Only the number is wanted: how many lines in the data contain "JSON"?
Provided records Start Marker
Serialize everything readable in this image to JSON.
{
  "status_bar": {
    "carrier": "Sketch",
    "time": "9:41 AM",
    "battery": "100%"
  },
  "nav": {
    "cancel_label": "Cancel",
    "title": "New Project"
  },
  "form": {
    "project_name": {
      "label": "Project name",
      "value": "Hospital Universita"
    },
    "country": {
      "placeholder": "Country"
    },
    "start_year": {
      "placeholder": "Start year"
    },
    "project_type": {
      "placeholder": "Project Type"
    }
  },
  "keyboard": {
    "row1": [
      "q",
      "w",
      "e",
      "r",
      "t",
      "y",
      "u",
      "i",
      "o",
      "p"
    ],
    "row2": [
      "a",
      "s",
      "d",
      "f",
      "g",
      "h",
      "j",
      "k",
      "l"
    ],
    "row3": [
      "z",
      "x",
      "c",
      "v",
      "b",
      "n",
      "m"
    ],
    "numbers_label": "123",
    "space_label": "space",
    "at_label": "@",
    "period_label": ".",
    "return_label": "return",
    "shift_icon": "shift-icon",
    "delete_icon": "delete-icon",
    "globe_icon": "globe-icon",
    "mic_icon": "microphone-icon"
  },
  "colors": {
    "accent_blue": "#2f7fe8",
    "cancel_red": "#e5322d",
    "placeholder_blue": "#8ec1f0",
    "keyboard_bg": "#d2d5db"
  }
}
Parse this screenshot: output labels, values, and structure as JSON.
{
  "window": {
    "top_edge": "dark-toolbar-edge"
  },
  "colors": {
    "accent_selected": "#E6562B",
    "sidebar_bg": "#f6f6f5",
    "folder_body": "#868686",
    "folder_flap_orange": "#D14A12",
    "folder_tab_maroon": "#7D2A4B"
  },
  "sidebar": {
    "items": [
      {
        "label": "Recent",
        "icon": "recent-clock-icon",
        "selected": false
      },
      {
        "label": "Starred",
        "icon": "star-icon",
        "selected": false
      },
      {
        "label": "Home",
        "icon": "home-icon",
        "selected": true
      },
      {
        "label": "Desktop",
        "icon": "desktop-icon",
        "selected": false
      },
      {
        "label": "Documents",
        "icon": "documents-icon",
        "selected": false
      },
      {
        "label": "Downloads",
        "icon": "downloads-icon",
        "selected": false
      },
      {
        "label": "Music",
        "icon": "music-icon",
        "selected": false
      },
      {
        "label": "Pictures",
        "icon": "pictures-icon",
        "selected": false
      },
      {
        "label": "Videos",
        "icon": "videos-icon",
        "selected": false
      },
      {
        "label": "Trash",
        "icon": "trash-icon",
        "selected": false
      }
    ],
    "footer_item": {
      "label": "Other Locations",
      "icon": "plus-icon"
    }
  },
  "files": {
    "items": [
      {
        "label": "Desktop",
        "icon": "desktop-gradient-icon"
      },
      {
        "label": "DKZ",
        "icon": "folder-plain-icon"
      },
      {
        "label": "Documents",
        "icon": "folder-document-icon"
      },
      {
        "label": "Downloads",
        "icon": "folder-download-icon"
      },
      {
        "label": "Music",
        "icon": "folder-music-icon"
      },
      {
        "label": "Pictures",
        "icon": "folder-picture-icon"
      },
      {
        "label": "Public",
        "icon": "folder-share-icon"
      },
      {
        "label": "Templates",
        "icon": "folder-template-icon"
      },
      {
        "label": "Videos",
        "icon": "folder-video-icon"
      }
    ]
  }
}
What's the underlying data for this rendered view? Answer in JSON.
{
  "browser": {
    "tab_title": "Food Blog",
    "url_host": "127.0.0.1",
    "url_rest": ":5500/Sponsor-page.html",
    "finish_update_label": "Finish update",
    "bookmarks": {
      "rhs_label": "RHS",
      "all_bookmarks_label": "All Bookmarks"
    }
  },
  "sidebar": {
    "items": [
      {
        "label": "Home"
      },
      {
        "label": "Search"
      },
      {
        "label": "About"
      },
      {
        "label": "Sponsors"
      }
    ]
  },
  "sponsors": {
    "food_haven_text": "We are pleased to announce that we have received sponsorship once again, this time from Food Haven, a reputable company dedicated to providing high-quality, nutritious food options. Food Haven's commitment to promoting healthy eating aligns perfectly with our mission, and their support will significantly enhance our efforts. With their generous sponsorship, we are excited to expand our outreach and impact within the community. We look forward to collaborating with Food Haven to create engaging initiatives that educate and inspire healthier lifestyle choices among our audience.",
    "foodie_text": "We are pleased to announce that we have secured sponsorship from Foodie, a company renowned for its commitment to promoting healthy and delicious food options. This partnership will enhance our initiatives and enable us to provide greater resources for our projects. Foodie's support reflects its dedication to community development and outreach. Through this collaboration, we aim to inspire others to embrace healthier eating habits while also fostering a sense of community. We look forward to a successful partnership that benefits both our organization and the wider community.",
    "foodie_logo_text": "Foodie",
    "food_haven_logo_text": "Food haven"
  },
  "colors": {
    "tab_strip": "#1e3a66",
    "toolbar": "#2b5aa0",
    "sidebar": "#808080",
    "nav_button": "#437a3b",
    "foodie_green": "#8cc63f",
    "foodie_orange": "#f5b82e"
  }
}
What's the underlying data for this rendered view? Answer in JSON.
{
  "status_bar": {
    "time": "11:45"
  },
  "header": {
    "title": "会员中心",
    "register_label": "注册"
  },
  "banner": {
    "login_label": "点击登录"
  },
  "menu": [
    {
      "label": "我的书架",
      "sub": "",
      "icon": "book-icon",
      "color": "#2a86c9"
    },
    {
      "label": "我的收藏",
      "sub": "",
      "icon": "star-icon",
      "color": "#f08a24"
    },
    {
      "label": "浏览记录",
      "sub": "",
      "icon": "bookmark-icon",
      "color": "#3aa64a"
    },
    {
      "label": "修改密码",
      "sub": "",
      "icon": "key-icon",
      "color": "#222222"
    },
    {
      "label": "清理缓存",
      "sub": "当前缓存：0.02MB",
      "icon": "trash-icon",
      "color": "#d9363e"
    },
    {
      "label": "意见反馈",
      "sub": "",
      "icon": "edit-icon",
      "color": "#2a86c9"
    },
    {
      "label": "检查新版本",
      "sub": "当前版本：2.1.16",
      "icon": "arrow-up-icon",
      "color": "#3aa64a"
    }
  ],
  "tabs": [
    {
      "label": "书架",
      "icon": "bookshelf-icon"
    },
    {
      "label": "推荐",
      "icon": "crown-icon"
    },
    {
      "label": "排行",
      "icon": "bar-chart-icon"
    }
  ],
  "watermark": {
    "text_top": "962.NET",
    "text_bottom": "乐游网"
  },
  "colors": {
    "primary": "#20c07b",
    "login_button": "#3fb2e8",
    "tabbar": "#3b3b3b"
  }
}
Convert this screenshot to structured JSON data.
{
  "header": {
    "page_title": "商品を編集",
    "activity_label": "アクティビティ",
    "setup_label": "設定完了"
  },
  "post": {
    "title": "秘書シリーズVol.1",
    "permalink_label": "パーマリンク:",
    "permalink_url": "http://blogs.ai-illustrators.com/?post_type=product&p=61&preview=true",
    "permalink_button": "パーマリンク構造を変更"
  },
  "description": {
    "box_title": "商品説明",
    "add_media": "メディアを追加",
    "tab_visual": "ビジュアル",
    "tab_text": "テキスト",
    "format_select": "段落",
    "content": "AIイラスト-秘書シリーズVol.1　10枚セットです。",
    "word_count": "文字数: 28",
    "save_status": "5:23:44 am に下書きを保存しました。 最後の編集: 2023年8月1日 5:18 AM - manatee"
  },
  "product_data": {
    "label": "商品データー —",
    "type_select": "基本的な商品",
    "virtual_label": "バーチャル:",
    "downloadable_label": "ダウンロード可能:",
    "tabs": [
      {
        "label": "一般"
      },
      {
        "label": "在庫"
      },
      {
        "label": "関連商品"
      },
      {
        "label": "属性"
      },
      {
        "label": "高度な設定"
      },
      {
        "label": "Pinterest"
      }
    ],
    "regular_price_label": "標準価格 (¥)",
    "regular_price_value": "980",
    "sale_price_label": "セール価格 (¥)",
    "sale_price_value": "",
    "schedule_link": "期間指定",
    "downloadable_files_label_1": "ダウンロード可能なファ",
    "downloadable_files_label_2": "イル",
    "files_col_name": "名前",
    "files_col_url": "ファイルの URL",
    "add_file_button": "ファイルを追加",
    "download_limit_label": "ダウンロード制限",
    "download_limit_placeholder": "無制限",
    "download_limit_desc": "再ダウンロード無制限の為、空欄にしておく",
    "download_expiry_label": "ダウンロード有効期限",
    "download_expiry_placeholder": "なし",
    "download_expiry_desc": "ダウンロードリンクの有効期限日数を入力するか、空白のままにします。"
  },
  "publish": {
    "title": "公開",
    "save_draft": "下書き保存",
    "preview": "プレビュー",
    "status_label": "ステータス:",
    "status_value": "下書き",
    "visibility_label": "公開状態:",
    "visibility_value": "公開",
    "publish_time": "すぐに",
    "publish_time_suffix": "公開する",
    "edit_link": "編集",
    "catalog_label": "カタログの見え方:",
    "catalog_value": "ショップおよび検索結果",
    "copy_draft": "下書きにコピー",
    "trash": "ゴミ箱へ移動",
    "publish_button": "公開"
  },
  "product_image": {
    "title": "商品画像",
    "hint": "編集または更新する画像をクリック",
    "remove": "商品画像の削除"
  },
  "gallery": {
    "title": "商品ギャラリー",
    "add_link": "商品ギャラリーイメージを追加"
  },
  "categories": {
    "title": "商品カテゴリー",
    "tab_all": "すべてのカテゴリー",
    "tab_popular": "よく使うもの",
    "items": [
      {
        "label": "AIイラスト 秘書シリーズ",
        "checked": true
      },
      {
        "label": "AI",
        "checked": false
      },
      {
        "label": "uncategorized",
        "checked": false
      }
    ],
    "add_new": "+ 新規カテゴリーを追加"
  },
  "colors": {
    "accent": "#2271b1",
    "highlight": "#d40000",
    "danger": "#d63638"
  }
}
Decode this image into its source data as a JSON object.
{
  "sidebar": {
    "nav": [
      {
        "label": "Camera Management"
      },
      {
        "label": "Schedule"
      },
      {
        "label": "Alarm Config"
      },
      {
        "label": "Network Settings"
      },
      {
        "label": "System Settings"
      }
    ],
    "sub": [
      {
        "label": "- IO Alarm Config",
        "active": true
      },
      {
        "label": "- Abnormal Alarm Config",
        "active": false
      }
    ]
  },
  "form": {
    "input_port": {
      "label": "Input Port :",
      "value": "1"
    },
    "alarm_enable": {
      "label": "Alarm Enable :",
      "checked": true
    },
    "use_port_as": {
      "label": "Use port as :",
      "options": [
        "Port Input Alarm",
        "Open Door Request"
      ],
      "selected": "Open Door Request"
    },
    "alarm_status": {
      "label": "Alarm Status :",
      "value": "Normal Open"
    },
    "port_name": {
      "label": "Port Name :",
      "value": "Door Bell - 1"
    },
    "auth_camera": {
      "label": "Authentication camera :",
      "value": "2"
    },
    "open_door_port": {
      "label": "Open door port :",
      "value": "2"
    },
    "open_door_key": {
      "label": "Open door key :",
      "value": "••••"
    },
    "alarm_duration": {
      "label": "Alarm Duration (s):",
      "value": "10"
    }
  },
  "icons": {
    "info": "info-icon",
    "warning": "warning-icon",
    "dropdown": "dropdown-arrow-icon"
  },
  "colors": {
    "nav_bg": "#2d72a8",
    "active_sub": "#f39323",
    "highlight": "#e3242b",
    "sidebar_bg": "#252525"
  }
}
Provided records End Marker
→ Task response:
6